■ ACTIVITY
Please give the listing underneath again, exactly as shown.

■ DATA FOR PROCESSING
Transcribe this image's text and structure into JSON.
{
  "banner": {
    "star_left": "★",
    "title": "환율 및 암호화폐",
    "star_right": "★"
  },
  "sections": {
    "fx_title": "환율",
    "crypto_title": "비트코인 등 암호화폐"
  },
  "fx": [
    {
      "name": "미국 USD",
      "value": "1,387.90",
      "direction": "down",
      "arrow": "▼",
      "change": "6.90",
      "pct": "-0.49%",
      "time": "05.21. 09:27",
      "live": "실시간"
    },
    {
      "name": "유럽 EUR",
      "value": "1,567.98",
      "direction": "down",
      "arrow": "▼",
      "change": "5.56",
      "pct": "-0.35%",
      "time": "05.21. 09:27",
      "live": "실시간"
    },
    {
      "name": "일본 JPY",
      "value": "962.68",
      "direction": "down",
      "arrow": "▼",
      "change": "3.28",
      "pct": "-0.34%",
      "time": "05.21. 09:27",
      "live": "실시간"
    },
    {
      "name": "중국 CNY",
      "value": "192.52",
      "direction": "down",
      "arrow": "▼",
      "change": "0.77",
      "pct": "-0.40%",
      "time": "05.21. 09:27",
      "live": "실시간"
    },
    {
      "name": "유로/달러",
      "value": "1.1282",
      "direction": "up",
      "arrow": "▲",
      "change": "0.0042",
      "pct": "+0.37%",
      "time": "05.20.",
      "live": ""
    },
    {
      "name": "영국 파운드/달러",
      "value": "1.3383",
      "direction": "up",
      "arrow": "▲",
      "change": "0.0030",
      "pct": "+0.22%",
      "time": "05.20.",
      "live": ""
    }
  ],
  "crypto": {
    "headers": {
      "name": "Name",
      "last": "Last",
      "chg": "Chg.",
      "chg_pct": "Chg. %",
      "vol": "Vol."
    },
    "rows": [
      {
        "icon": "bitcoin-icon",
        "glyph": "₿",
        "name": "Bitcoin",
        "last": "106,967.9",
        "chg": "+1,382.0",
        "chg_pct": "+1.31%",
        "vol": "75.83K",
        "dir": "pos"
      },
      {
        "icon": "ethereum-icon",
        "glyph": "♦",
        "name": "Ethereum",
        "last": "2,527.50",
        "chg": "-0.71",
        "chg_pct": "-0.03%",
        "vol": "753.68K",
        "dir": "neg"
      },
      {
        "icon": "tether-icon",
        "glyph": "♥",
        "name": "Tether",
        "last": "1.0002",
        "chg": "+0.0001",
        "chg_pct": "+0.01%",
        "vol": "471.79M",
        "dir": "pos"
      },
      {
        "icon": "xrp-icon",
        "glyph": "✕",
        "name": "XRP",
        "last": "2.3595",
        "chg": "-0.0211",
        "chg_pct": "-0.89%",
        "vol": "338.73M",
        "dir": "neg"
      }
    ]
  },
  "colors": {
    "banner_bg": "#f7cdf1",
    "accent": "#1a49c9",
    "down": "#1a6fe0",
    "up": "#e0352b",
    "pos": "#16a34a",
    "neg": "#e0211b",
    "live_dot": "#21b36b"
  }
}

■ RESPONSE AREA
Transcribe this image's text and structure into JSON.
{
  "banner": {
    "star_left": "★",
    "title": "환율 및 암호화폐",
    "star_right": "★"
  },
  "sections": {
    "fx_title": "환율",
    "crypto_title": "비트코인 등 암호화폐"
  },
  "fx": [
    {
      "name": "미국 USD",
      "value": "1,387.90",
      "direction": "down",
      "arrow": "▼",
      "change": "6.90",
      "pct": "-0.49%",
      "time": "05.21. 09:27",
      "live": "실시간"
    },
    {
      "name": "유럽 EUR",
      "value": "1,567.98",
      "direction": "down",
      "arrow": "▼",
      "change": "5.56",
      "pct": "-0.35%",
      "time": "05.21. 09:27",
      "live": "실시간"
    },
    {
      "name": "일본 JPY",
      "value": "962.68",
      "direction": "down",
      "arrow": "▼",
      "change": "3.28",
      "pct": "-0.34%",
      "time": "05.21. 09:27",
      "live": "실시간"
    },
    {
      "name": "중국 CNY",
      "value": "192.52",
      "direction": "down",
      "arrow": "▼",
      "change": "0.77",
      "pct": "-0.40%",
      "time": "05.21. 09:27",
      "live": "실시간"
    },
    {
      "name": "유로/달러",
      "value": "1.1282",
      "direction": "up",
      "arrow": "▲",
      "change": "0.0042",
      "pct": "+0.37%",
      "time": "05.20.",
      "live": ""
    },
    {
      "name": "영국 파운드/달러",
      "value": "1.3383",
      "direction": "up",
      "arrow": "▲",
      "change": "0.0030",
      "pct": "+0.22%",
      "time": "05.20.",
      "live": ""
    }
  ],
  "crypto": {
    "headers": {
      "name": "Name",
      "last": "Last",
      "chg": "Chg.",
      "chg_pct": "Chg. %",
      "vol": "Vol."
    },
    "rows": [
      {
        "icon": "bitcoin-icon",
        "glyph": "₿",
        "name": "Bitcoin",
        "last": "106,967.9",
        "chg": "+1,382.0",
        "chg_pct": "+1.31%",
        "vol": "75.83K",
        "dir": "pos"
      },
      {
        "icon": "ethereum-icon",
        "glyph": "♦",
        "name": "Ethereum",
        "last": "2,527.50",
        "chg": "-0.71",
        "chg_pct": "-0.03%",
        "vol": "753.68K",
        "dir": "neg"
      },
      {
        "icon": "tether-icon",
        "glyph": "♥",
        "name": "Tether",
        "last": "1.0002",
        "chg": "+0.0001",
        "chg_pct": "+0.01%",
        "vol": "471.79M",
        "dir": "pos"
      },
      {
        "icon": "xrp-icon",
        "glyph": "✕",
        "name": "XRP",
        "last": "2.3595",
        "chg": "-0.0211",
        "chg_pct": "-0.89%",
        "vol": "338.73M",
        "dir": "neg"
      }
    ]
  },
  "colors": {
    "banner_bg": "#f7cdf1",
    "accent": "#1a49c9",
    "down": "#1a6fe0",
    "up": "#e0352b",
    "pos": "#16a34a",
    "neg": "#e0211b",
    "live_dot": "#21b36b"
  }
}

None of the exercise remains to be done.